Night Rescue on 1192


This is a painting of an incident I experienced in the Vietnam War as a junior officer in the Marine Corps. In late January of 1971 I arrived in Da Nang and was assigned to command the 3rd platoon of Kilo Company, 3rd Battalion, 1st Marines. During my first week, the company commander had my platoon move up to Hai Van Pass, where Highway One, the “Street Without Joy,” zigzags up to a cleft in the mountainous ridge north of Da Nang Harbor.

The enemy had been firing rocket-propelled grenades at vehicles from the high side of the pass for several days. My platoon was to ascend the ridge and chase off or destroy the enemy.

At dawn we followed a rocky stream bed up the forward edge of the ridge through low brush and boulders. About half of the climb was on hands and knees. Eight hours later the slope suddenly leveled off. We had arrived, exhausted, at the military crest of the ridge and could look East over the ocean 3,800 ft. below. One trooper reported that he could see Los Angeles.

The high point of the ridge was marked on the map as 1192 meters tall, which gave it its name. It was an eerie place: huge gray boulders between which leafless trees arose. There was no vegetation, not even moss.

We left one squad, Alpha, at the crest and continued along the ridge with the other two. When dense clouds moved in, the trees became ghostly apparitions, like skeletal hands reaching for the sky. The hush of the fog, broken only by the moaning of the wind in the bare branches, imposed an apprehensive silence on us.

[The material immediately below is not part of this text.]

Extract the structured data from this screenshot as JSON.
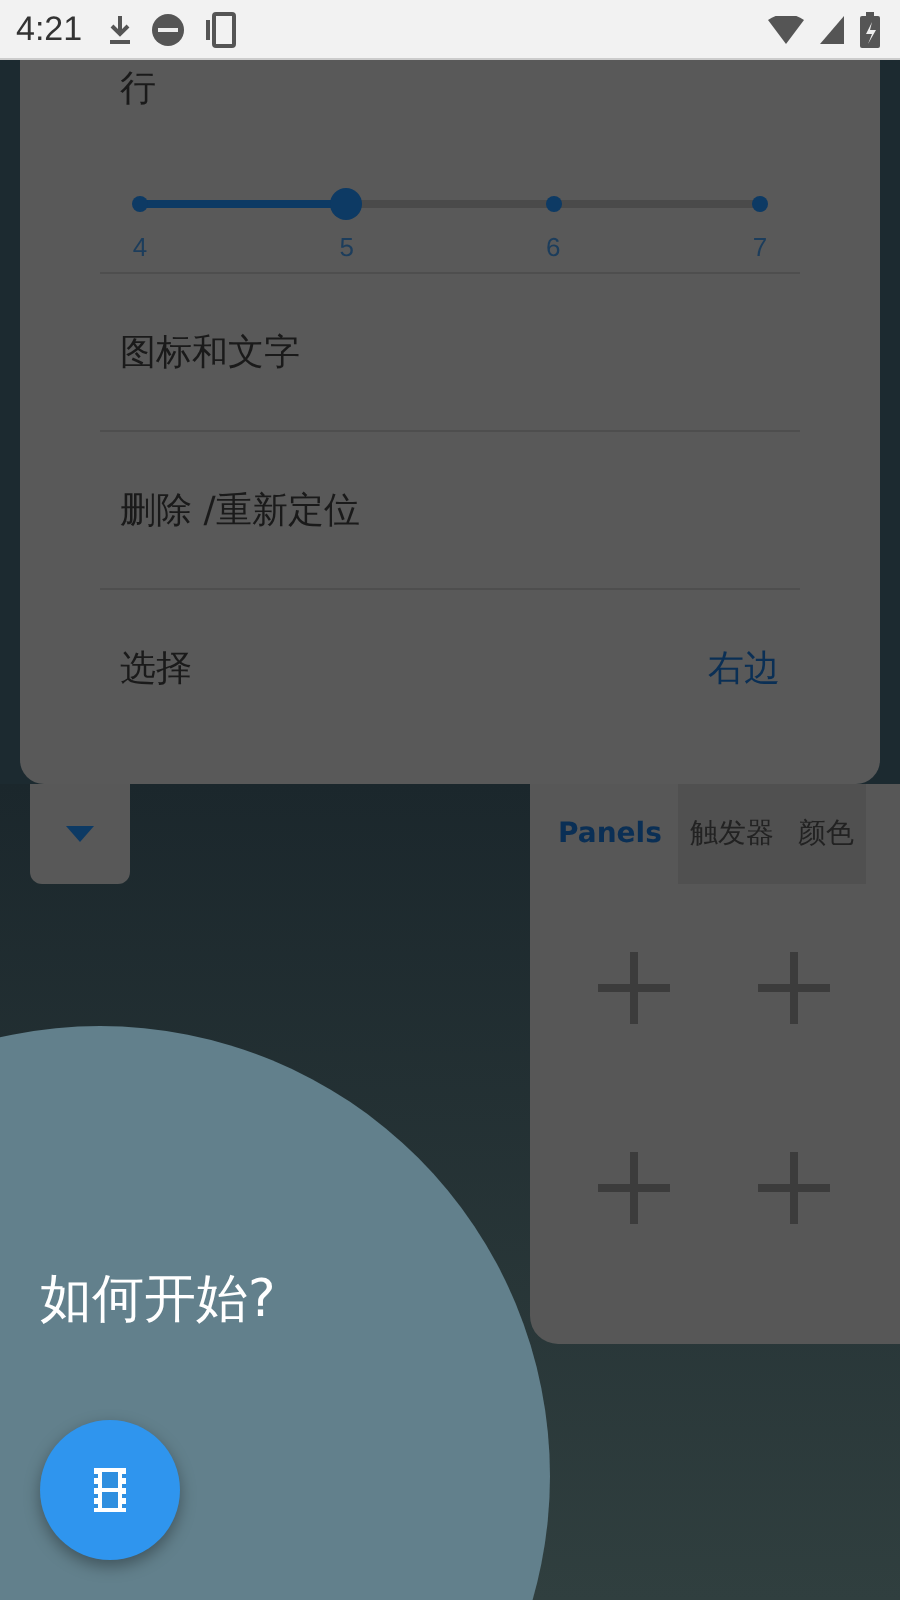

The Platoon Sergeant and I stopped with Bravo squad a hundred meters further while Charlie squad continued ahead. We set in for a damp, windy, very cold night. Some time after midnight there was a loud boom and flash in the fog from the direction of Alpha’s position. I crawled through the inky darkness until I could see the glow of the dials on a radio. The Platoon Sergeant was already trying to get a response from the Alpha squad leader. After a frustratingly long delay, he called back to report that three of his men had found an old Chinese mine and apparently decided to heat their C-rations with the plastic explosive inside, despite the “no fires” order. But they set off the blasting cap while trying to pry it open. One Marine was killed instantly, badly mangled, and the two others were bleeding fast.

There was no possibility of going to Alpha’s aid in total darkness; all the Platoon Sergeant and I could do was to listen, helpless, as the drama unfolded. The squad leader called in an emergency medevac. The big CH-46 helicopter and two Cobra gunships arrived within minutes, but as soon as they descended into the cloud cover the pilot reported that he couldn’t see his own windshield wipers and regretfully called off the medevac. The stunned silence of the Alpha squad leader was palpable. He called to report that a second Marine had died from blood loss.

Then a new voice came up on our frequency. He identified himself as an Army Warrant Officer doing artillery control in a two-man observation helicopter, a “Loach,” which I knew to be about the size of a Volkswagen beetle. He had overheard the situation and said he could get our remaining wounded Marine out. He dropped into the dense cloud cover and had the Alpha squad leader direct him by sound. We could hear him in the darkness getting louder as he crept forward. He said he would momentarily hit his landing lights. We saw a glow and heard the cheering from Alpha’s position.

“You’re right on top of us!” the squad leader reported excitedly. “Look for the waving red flashlight. See if you can sidle up to the big rock we’re standing on.”

We heard only the sound of the helicopter engine as the Loach hovered and our troopers climbed onto its skids. They stuffed their unconscious comrade into the back compartment. The sound of the helicopter suddenly diminished and was gone.

“Okay, Kilo Three Alpha, I’m up into the moonlight now. I can see the USS Repose sitting in Da Nang Harbor. I’ll have him there in five minutes.”

”Roger that!” the squad leader called back, “and boo coo thanks, man!”

Back at our rear area, the 3/1 contonement, a few days later I was able to question the Alpha troopers in detail. The mental image they created haunted me for 40 years. Finally in August of 2010 I found the time to paint the scene as I imagine it. And as of this writing, despite numerous attempts during the War and since, I have not been able to identify that Army pilot, the hero of 1192.